+
For instance, a person intending to perform the marriage of his daughter, invites such brāhmaṇas on an auspicious day, honours them with gandha (sandal¬wood paste) and tāmbula (betel leaves) and declares his wish, with folded hands. The brāhmaṇas will respond with the words, ‘orh svasti,’ ‘om puṇyāham,’ and ‘om ṛddhyatām’. Each of these is to be repeated by them thrice. These phrases respectively mean: ‘May it be auspicious!’
+
‘May the day be auspicious!’ ‘May the rite progress well!’
+
This rite seems to have been observed with regard to the performance of most of the samskāras or sacraments.
+

Revision as of 10:04, 22 June 2016

By Swami Harshananda

Sometimes transliterated as: Punyahavacana, PuNyAhavAcana, Punyaahavaacana


Puṇyāhavācana literally means ‘declaring the day to be auspicious’.

Puṇyāhavācana Definition

Whenever an important religious rite was to be performed, it was a custom in the olden days, which prevails even today, to invite brāhmaṇas of erudition and pure character and take their blessings. Such an act was called ‘puṇyāhavācana’.

Examples of Puṇyāhavācana

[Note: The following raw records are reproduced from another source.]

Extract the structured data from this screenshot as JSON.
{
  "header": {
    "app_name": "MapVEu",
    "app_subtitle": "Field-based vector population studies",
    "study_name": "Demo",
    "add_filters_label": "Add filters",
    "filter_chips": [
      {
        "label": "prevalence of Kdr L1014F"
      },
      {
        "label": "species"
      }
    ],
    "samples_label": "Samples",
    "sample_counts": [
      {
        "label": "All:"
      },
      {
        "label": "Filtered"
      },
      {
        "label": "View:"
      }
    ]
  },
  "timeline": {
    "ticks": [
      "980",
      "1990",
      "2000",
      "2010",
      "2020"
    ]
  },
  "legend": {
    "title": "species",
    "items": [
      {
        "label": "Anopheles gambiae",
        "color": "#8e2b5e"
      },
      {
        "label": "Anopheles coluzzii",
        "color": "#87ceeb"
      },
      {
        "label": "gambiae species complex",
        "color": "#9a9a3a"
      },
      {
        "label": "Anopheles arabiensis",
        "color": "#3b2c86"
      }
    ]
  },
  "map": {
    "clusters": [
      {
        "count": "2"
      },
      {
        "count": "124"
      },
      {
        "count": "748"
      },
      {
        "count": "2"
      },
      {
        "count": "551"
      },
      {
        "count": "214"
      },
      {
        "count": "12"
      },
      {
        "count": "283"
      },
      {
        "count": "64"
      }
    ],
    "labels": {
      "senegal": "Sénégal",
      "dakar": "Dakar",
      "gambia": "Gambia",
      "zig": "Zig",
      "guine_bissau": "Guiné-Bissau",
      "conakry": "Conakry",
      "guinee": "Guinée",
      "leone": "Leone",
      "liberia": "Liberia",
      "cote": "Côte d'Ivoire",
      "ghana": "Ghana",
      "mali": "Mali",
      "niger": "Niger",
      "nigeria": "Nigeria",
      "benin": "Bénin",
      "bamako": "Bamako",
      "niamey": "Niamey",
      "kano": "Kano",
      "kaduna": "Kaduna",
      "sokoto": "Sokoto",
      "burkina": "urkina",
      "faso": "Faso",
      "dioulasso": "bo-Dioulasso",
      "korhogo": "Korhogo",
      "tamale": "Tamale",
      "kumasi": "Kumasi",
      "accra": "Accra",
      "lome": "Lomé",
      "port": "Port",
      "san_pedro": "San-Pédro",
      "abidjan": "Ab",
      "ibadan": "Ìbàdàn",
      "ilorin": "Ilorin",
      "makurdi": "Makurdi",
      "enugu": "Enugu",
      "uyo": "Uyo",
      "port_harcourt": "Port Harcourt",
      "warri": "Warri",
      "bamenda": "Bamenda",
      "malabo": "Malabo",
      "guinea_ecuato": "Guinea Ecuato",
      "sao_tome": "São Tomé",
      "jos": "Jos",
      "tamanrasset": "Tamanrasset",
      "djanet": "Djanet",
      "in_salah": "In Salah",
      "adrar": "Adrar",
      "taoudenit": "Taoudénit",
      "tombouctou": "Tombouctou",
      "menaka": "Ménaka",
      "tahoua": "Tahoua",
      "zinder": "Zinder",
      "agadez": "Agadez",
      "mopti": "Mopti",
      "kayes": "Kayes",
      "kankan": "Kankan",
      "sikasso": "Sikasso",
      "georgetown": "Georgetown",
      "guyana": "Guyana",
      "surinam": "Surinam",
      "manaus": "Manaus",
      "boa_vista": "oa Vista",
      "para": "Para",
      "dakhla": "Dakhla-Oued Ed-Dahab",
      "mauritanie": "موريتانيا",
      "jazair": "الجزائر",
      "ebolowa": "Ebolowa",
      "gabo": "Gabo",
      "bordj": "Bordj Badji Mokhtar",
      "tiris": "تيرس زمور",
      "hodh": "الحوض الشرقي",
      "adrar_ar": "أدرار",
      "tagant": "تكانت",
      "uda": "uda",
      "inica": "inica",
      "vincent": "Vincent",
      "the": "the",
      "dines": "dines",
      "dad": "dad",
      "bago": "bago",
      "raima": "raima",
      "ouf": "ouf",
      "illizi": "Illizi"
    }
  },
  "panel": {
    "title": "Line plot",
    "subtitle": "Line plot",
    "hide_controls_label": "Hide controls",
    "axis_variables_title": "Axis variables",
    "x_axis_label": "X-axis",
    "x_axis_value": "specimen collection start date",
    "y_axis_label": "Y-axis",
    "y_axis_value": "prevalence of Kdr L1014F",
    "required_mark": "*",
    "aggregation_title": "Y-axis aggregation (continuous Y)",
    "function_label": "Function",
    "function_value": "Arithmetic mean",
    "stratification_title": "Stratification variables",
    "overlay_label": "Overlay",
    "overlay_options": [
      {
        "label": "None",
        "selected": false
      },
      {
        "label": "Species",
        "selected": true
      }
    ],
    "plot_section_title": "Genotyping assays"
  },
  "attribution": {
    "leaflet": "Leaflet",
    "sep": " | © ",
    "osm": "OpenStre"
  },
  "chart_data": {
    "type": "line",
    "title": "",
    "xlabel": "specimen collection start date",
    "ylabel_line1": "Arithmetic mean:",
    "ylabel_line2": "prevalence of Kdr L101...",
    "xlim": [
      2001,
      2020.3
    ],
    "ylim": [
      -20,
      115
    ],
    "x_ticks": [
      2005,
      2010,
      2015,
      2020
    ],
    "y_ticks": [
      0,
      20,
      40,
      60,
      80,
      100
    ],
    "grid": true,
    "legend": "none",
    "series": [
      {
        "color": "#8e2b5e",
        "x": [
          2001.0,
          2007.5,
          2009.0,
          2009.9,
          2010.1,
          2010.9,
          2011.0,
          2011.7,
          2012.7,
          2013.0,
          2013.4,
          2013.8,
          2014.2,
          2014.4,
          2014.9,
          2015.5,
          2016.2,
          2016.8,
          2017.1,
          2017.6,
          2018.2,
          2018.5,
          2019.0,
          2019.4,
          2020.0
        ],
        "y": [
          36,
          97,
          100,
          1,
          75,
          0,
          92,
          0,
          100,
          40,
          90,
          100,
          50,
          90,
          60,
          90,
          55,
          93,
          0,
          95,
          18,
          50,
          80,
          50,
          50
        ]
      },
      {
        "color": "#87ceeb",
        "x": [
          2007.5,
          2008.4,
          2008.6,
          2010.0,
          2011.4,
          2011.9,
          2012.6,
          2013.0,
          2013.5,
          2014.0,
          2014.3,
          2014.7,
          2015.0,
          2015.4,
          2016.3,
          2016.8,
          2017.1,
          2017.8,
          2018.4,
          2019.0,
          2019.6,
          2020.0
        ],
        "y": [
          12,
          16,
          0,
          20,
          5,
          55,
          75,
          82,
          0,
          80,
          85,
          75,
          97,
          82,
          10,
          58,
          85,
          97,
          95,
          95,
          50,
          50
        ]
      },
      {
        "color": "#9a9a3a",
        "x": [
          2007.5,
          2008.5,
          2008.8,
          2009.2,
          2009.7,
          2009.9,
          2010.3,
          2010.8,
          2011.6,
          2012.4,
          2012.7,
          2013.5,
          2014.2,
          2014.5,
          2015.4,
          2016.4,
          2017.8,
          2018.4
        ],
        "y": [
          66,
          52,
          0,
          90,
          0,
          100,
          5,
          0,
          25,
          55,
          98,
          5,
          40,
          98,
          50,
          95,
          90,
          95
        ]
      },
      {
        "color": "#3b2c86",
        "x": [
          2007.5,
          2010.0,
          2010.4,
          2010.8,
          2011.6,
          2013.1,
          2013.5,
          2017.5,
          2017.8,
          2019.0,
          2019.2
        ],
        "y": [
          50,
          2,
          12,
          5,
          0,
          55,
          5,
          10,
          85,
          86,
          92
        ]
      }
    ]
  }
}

For instance, a person intending to perform the marriage of his daughter, invites such brāhmaṇas on an auspicious day, honors them with gandha[1] and tāmbula[2] and declares his wish, with folded hands. The brāhmaṇas will respond with the words, ‘orii svasti,’ ‘om puṇyāham,’ and ‘om ṛddhyatām’. Each of these is to be repeated by them thrice. These phrases respectively mean:</blockquote>‘May it be auspicious!’ ‘May the day be auspicious!’ ‘May the rite progress well!’</blockquote>

Fruits of Puṇyāhavācana

This rite seems to have been observed with regards to the performance of most of the sanskāras or sacraments.


References

  1. Gandha means sandalwood paste.
  2. Tāmbula means betel leaves.
  • The Concise Encyclopedia of Hinduism, Swami Harshananda, Ram Krishna Math, Bangalore